# Exercise description
Copy the data exactly as it appears, and do not include any pictures.

# Extracted data entries
──────

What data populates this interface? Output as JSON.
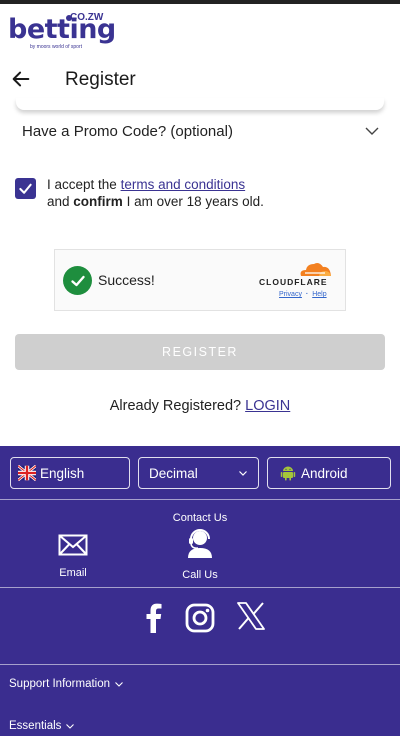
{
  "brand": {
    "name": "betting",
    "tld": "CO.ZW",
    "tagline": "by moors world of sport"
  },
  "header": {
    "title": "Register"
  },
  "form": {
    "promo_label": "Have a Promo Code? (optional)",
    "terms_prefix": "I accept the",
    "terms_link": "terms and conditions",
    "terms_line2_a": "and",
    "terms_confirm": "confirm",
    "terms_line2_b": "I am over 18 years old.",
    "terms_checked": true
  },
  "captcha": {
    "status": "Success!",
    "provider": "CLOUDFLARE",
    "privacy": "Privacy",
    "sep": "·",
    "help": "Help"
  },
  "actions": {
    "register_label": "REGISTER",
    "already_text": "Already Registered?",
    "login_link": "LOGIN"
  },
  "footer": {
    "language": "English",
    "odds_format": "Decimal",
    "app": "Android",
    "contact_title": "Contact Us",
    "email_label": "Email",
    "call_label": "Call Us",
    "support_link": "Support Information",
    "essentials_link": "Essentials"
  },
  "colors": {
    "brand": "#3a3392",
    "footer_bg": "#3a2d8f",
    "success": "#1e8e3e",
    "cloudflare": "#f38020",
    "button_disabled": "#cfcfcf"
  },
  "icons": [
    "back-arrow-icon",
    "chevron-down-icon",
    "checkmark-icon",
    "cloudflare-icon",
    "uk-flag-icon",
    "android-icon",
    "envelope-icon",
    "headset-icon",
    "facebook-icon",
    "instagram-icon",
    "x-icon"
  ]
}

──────

# Exercise result
What data populates this interface? Output as JSON.
{
  "brand": {
    "name": "betting",
    "tld": "CO.ZW",
    "tagline": "by moors world of sport"
  },
  "header": {
    "title": "Register"
  },
  "form": {
    "promo_label": "Have a Promo Code? (optional)",
    "terms_prefix": "I accept the",
    "terms_link": "terms and conditions",
    "terms_line2_a": "and",
    "terms_confirm": "confirm",
    "terms_line2_b": "I am over 18 years old.",
    "terms_checked": true
  },
  "captcha": {
    "status": "Success!",
    "provider": "CLOUDFLARE",
    "privacy": "Privacy",
    "sep": "·",
    "help": "Help"
  },
  "actions": {
    "register_label": "REGISTER",
    "already_text": "Already Registered?",
    "login_link": "LOGIN"
  },
  "footer": {
    "language": "English",
    "odds_format": "Decimal",
    "app": "Android",
    "contact_title": "Contact Us",
    "email_label": "Email",
    "call_label": "Call Us",
    "support_link": "Support Information",
    "essentials_link": "Essentials"
  },
  "colors": {
    "brand": "#3a3392",
    "footer_bg": "#3a2d8f",
    "success": "#1e8e3e",
    "cloudflare": "#f38020",
    "button_disabled": "#cfcfcf"
  },
  "icons": [
    "back-arrow-icon",
    "chevron-down-icon",
    "checkmark-icon",
    "cloudflare-icon",
    "uk-flag-icon",
    "android-icon",
    "envelope-icon",
    "headset-icon",
    "facebook-icon",
    "instagram-icon",
    "x-icon"
  ]
}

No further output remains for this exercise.